Anonymous said...

Mobile and digital are the future. TV will still be
around but VOD,DVR and mobile devices are a
bigger slice of the pie. It is more people with a
mobile device or more. Many people don't even
own TV's anymore. Netflix just reached the billion
milestone. TV can get millions but mobile can get
a billion or more.

Besides the ratings for all of the so-called cable
news channels have going down. CNN needs to
start airing Evening Express from 6- 8 PM. The
show is not doing too bad for HLN and there is
the potential for more viewers for the show on
CNN. As far as I'm concerned, News Room
International & Evening Express are the best moves
for CNN. Move TSR back to 4-6PM.

Anonymous said...
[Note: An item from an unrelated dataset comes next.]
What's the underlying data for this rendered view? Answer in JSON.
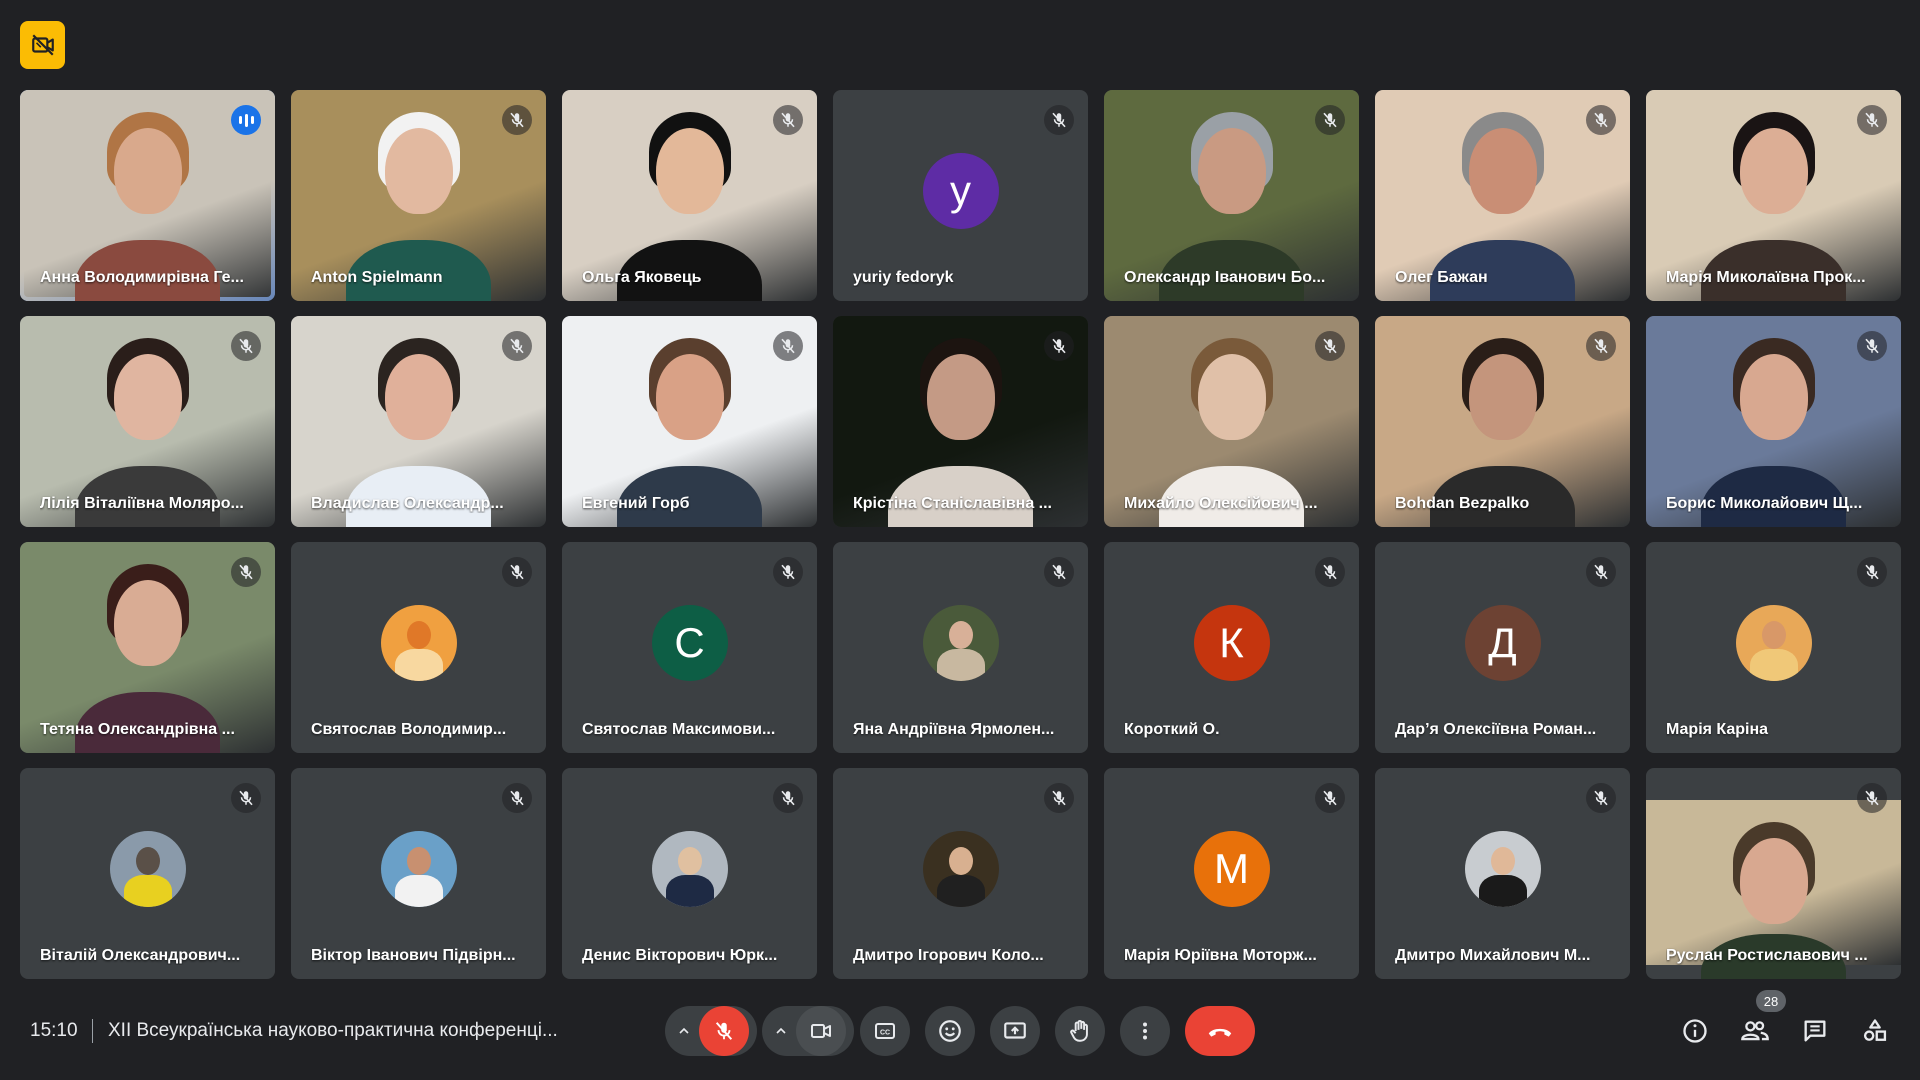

@1.26pm Evening Express is HLN's lowest rated program in the demo and second lowest in total. It's performing even worse than Vinnie Politan did at the same time slot. Besides, there's NO real news on that show AT ALL. CNN has enough problems, it certainly doesn't need another show that no one cares about.

Anonymous said...

I totally agree that internet offerings whether its video or written stories will play a bigger part in the future. "TV" as we know it is changing - please not Anon 1:26 that DVR is still traditional TV. In fact, the live streaming referenced the Adweek article is still in many ways traditional TV because the "TV Everywhere" services is ONLY available to those with a verifiable satellite or cable service. CNN does NOT livestream for free. Yes, they post video clips but all episodes of shows are strictly monetized. Netflix is hugely popular BUT you can't get CNN on it. The digital VP quoted in the adweek article is still very much operating in the TV business model. MSNBC is making a play into this market and will probably pass up CNN just as they have done in TV. CNN needs to change how they do the news, not just figure out how to optimize distribution.

Anonymous said...

The International News hour at noon rocks! I DVR it and watch it in thevenings many times!

Anonymous said...